Bangor Punta Corporation - In A Nutshell
The Prime Directives
A highly diversified firm, Bangor Punta Corporation, explains that the role of its corporate headquarters is "to act as a central bank supplying operating units with working capital and capital funds" (1966 Annual Report)…
"We think Bangor Punta is distinctive -- and perhaps exceptional -- among multi-industry companies..." (1968 Annual Report)
Bangor Punta's overall aim is to progress at an annual growth rate of 25%, employing the Corporation's assets to the greatest possible shareholder advantage.
The CEO of a conglomerate called Bangor Punta predicted that one day America would have only 200 corporations, all of them conglomerates. 1
The Major Players
- Nicolas M Salgo, Bangor Punta's First CEO replaced by David W. Wallace in 1973 who was brought in six years earlier by Salgo to manage the struggling Bangor Punta.
- David W. Wallace, Chairman and CEO of Bangor Punta. Wallace would later oust James E. Stewart from Lone Star Industries in the mid 1990s and become Chairman of that company.
- James E. Stewart, Board of Directors, CEO and Chairman of Lone Star Industries. Stewart owned 20% of Bangor Punta and was described as a showy, ambitious dealmaker prominent in business and social circles during the 1970s and 1980s. 2 James E. Stewart "liked living high and ostentatiously. He lavished $100 tips at New York's ``21,'' squired movie queens and once buzzed the Bohemian Grove in Lone Star's airliner-size BAC 1-11 jet." 3
- Count Ferdinand Graf Von Galen, German Financier, owned 20% of Bangor Punta.
- Charles M. Leighton, vice president of the leisure group who later starts CML Group, Inc.

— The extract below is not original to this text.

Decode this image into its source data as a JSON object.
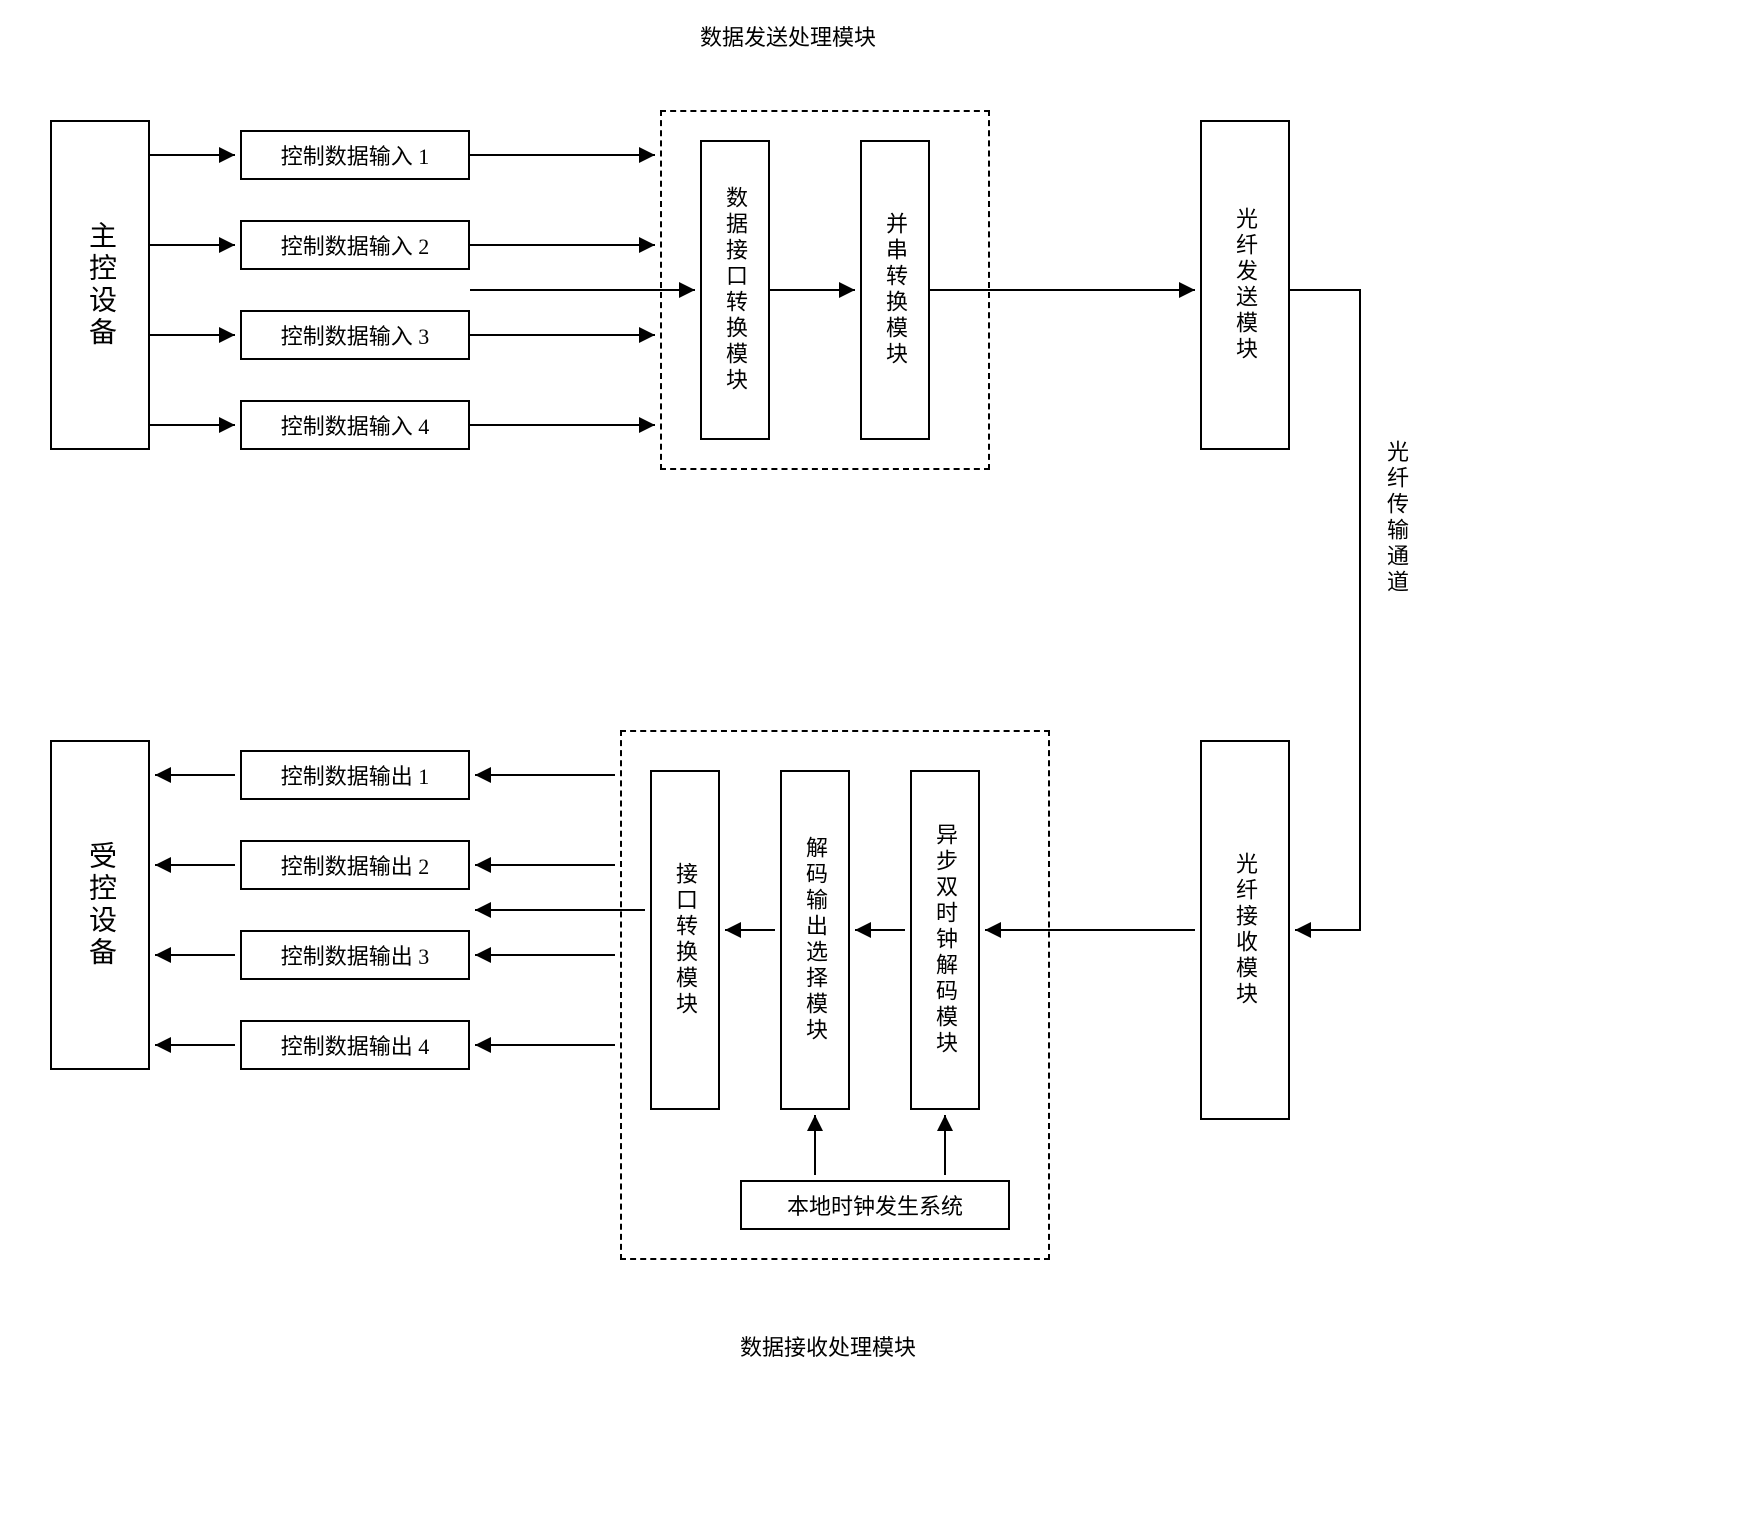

1 Brief excerpt from "A Concise History of Management Hooey For every Six Sigma quality initiative, there's an inkblot test. Why FORTUNE 500 companies fall prey to boneheaded fads and fashions. By Geoffrey Colvin June 28, 2004" This concept can be traced to Adolph Berle and Gardiner Means who compiled their classic study of the American marketplace in 1932. They discovered that one-half of all corporate wealth was in the hands of just 200 companies. If these companies continued to grow at their 1932 rate, they predicted that by 1950 these 200 companies would control three-quarters of the country's incorporated wealth. They also found that 90 percent of large firms were controlled by managers rather than by shareholder owners.
2 Forbes; 8/1/94, Vol. 154 Issue 3, p38-39, 2p, 2c
3 "Was he born on Friday the 13th? By: Norman, James R., Forbes, 00156914, August 1 1994, Vol. 154"